Work task = Send back every record word for word, with nothing missing.
BEGIN Provided material
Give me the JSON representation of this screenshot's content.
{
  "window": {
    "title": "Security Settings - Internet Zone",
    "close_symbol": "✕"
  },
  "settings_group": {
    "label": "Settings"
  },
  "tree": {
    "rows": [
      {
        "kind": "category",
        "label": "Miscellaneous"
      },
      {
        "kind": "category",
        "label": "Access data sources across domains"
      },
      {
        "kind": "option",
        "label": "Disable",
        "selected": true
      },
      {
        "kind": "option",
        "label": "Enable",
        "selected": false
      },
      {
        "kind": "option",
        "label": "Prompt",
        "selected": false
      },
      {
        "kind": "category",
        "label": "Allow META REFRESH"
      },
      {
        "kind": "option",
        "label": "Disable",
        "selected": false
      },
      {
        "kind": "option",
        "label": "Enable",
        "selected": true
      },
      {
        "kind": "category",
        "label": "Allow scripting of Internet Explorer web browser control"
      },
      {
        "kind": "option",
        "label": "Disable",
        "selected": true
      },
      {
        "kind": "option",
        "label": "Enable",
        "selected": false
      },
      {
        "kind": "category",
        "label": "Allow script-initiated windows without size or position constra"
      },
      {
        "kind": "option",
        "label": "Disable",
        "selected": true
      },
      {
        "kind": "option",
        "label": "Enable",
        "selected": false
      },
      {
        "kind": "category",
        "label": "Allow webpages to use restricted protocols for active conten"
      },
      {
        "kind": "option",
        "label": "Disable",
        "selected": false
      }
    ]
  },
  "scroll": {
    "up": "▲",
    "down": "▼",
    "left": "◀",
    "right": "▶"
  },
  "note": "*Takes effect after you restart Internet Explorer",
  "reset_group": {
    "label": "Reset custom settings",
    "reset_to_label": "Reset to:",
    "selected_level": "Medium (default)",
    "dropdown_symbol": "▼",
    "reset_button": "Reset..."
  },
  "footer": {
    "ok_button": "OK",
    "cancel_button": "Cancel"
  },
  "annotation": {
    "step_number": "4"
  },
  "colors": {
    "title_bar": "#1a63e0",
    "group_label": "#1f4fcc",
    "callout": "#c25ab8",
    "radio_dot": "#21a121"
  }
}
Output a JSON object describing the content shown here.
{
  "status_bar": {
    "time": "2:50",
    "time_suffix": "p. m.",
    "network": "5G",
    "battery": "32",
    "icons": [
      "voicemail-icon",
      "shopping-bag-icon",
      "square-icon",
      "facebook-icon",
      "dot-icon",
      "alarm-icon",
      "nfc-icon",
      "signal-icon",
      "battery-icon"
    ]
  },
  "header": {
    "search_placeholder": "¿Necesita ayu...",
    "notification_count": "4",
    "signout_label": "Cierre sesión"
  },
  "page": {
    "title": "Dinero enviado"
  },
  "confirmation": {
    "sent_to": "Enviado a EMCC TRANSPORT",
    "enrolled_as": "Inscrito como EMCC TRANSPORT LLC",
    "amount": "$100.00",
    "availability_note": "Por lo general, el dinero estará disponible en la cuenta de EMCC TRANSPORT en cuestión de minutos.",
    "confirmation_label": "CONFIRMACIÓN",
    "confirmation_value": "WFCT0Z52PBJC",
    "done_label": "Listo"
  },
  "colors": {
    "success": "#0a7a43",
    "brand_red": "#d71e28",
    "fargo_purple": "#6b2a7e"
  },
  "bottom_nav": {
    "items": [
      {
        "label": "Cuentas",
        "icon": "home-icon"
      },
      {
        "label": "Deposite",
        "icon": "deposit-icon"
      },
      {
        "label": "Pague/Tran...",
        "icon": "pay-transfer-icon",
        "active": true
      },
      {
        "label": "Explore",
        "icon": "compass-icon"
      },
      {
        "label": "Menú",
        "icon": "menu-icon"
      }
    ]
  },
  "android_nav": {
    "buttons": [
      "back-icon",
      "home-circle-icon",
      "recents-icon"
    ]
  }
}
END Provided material
Task solution =
Give me the JSON representation of this screenshot's content.
{
  "window": {
    "title": "Security Settings - Internet Zone",
    "close_symbol": "✕"
  },
  "settings_group": {
    "label": "Settings"
  },
  "tree": {
    "rows": [
      {
        "kind": "category",
        "label": "Miscellaneous"
      },
      {
        "kind": "category",
        "label": "Access data sources across domains"
      },
      {
        "kind": "option",
        "label": "Disable",
        "selected": true
      },
      {
        "kind": "option",
        "label": "Enable",
        "selected": false
      },
      {
        "kind": "option",
        "label": "Prompt",
        "selected": false
      },
      {
        "kind": "category",
        "label": "Allow META REFRESH"
      },
      {
        "kind": "option",
        "label": "Disable",
        "selected": false
      },
      {
        "kind": "option",
        "label": "Enable",
        "selected": true
      },
      {
        "kind": "category",
        "label": "Allow scripting of Internet Explorer web browser control"
      },
      {
        "kind": "option",
        "label": "Disable",
        "selected": true
      },
      {
        "kind": "option",
        "label": "Enable",
        "selected": false
      },
      {
        "kind": "category",
        "label": "Allow script-initiated windows without size or position constra"
      },
      {
        "kind": "option",
        "label": "Disable",
        "selected": true
      },
      {
        "kind": "option",
        "label": "Enable",
        "selected": false
      },
      {
        "kind": "category",
        "label": "Allow webpages to use restricted protocols for active conten"
      },
      {
        "kind": "option",
        "label": "Disable",
        "selected": false
      }
    ]
  },
  "scroll": {
    "up": "▲",
    "down": "▼",
    "left": "◀",
    "right": "▶"
  },
  "note": "*Takes effect after you restart Internet Explorer",
  "reset_group": {
    "label": "Reset custom settings",
    "reset_to_label": "Reset to:",
    "selected_level": "Medium (default)",
    "dropdown_symbol": "▼",
    "reset_button": "Reset..."
  },
  "footer": {
    "ok_button": "OK",
    "cancel_button": "Cancel"
  },
  "annotation": {
    "step_number": "4"
  },
  "colors": {
    "title_bar": "#1a63e0",
    "group_label": "#1f4fcc",
    "callout": "#c25ab8",
    "radio_dot": "#21a121"
  }
}
Output a JSON object describing the content shown here.
{
  "status_bar": {
    "time": "2:50",
    "time_suffix": "p. m.",
    "network": "5G",
    "battery": "32",
    "icons": [
      "voicemail-icon",
      "shopping-bag-icon",
      "square-icon",
      "facebook-icon",
      "dot-icon",
      "alarm-icon",
      "nfc-icon",
      "signal-icon",
      "battery-icon"
    ]
  },
  "header": {
    "search_placeholder": "¿Necesita ayu...",
    "notification_count": "4",
    "signout_label": "Cierre sesión"
  },
  "page": {
    "title": "Dinero enviado"
  },
  "confirmation": {
    "sent_to": "Enviado a EMCC TRANSPORT",
    "enrolled_as": "Inscrito como EMCC TRANSPORT LLC",
    "amount": "$100.00",
    "availability_note": "Por lo general, el dinero estará disponible en la cuenta de EMCC TRANSPORT en cuestión de minutos.",
    "confirmation_label": "CONFIRMACIÓN",
    "confirmation_value": "WFCT0Z52PBJC",
    "done_label": "Listo"
  },
  "colors": {
    "success": "#0a7a43",
    "brand_red": "#d71e28",
    "fargo_purple": "#6b2a7e"
  },
  "bottom_nav": {
    "items": [
      {
        "label": "Cuentas",
        "icon": "home-icon"
      },
      {
        "label": "Deposite",
        "icon": "deposit-icon"
      },
      {
        "label": "Pague/Tran...",
        "icon": "pay-transfer-icon",
        "active": true
      },
      {
        "label": "Explore",
        "icon": "compass-icon"
      },
      {
        "label": "Menú",
        "icon": "menu-icon"
      }
    ]
  },
  "android_nav": {
    "buttons": [
      "back-icon",
      "home-circle-icon",
      "recents-icon"
    ]
  }
}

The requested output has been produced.